Immunotherapy with dendritic cell nanovesicles

Dongbin Jin and Jonathan Sprent. Garvan Institute of Medical Research, Sydney, Australia

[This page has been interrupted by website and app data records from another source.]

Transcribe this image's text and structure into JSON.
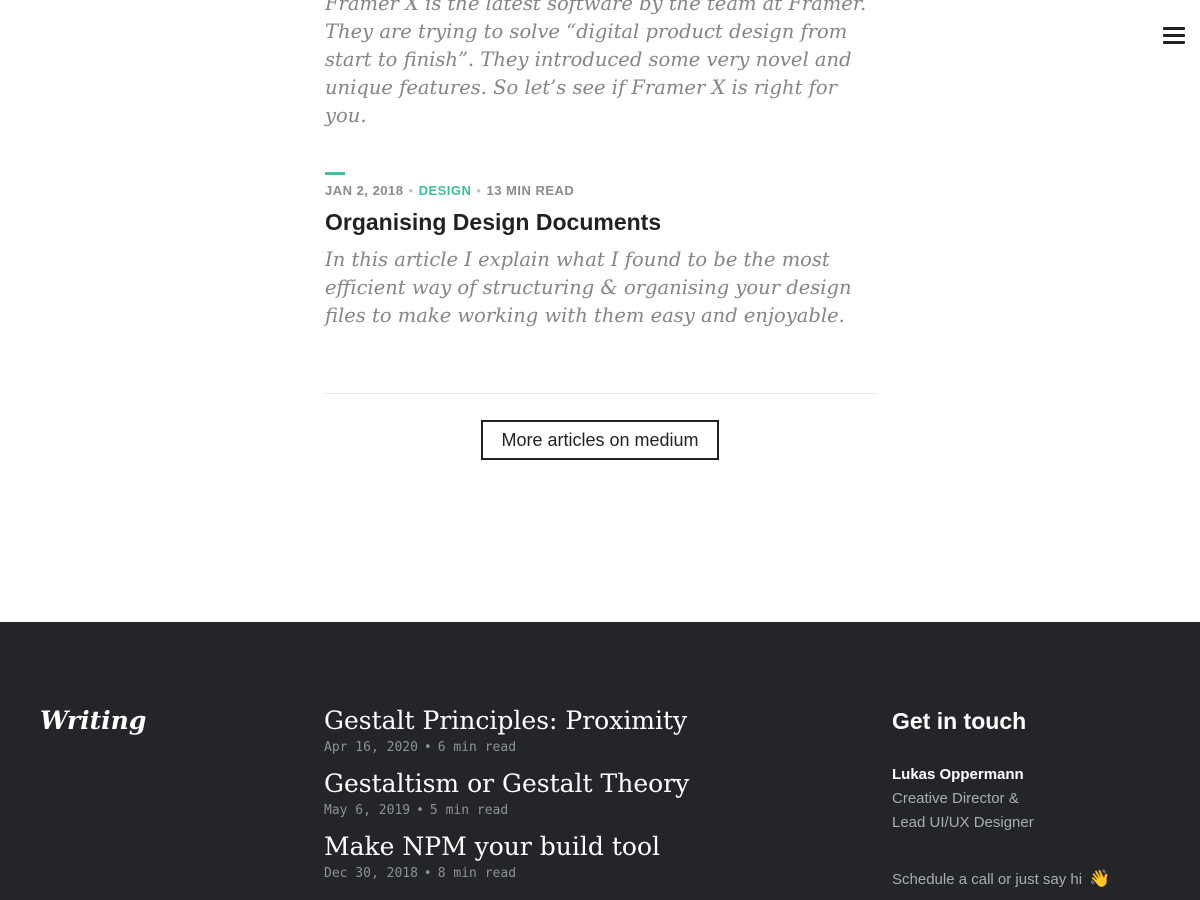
{
  "menu": {
    "icon": "hamburger-menu-icon"
  },
  "articles": [
    {
      "excerpt": "Framer X is the latest software by the team at Framer. They are trying to solve “digital product design from start to finish”. They introduced some very novel and unique features. So let’s see if Framer X is right for you."
    },
    {
      "date": "JAN 2, 2018",
      "separator": "•",
      "category": "DESIGN",
      "read_time": "13 MIN READ",
      "title": "Organising Design Documents",
      "excerpt": "In this article I explain what I found to be the most efficient way of structuring & organising your design files to make working with them easy and enjoyable."
    }
  ],
  "more_button_label": "More articles on medium",
  "colors": {
    "accent": "#3dbf99",
    "footer_bg": "#232529",
    "text_dark": "#1f2125",
    "excerpt": "#858585"
  },
  "footer": {
    "writing_heading": "Writing",
    "posts": [
      {
        "title": "Gestalt Principles: Proximity",
        "date": "Apr 16, 2020",
        "separator": "•",
        "read_time": "6 min read"
      },
      {
        "title": "Gestaltism or Gestalt Theory",
        "date": "May 6, 2019",
        "separator": "•",
        "read_time": "5 min read"
      },
      {
        "title": "Make NPM your build tool",
        "date": "Dec 30, 2018",
        "separator": "•",
        "read_time": "8 min read"
      }
    ],
    "contact": {
      "heading": "Get in touch",
      "name": "Lukas Oppermann",
      "role_line1": "Creative Director &",
      "role_line2": "Lead UI/UX Designer",
      "cta": "Schedule a call or just say hi",
      "cta_icon": "waving-hand-icon",
      "cta_emoji": "👋"
    }
  }
}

Interest in cancer immunotherapy has been bolstered by the recent success of T cell checkpoint (PD-1) blockade with specific antibodies. This approach might be especially effective if combined with methods for enhancing tumor immunogenicity, eg injection of dendritic cells (DC) expressing tumor antigens. Currently, DC therapy is successful in only a small proportion of patients, perhaps reflecting poor homing of injected DC. To overcome this problem, we have generated cell-surface membrane nanovesicles from in vitro-generated bone-marrow-derived mature DC. When loaded with specific peptide, the vesicles are stimulatory for naïve TCR transgenic CD8 T cells in vitro without APC, though only with aggregated vesicles and not with vesicles dispersed into nano-vesicles by sonication. By contrast, after IV injection in vivo, the nanovesicles are much more immunogenic than aggregates and generate strong proliferation and effector function of CD8 cells in both spleen and LN, reflecting widespread distribution of the vesicles and uptake by host APC. Preliminary work has shown that injection of the vesicles can be used to reject established tumours in mice.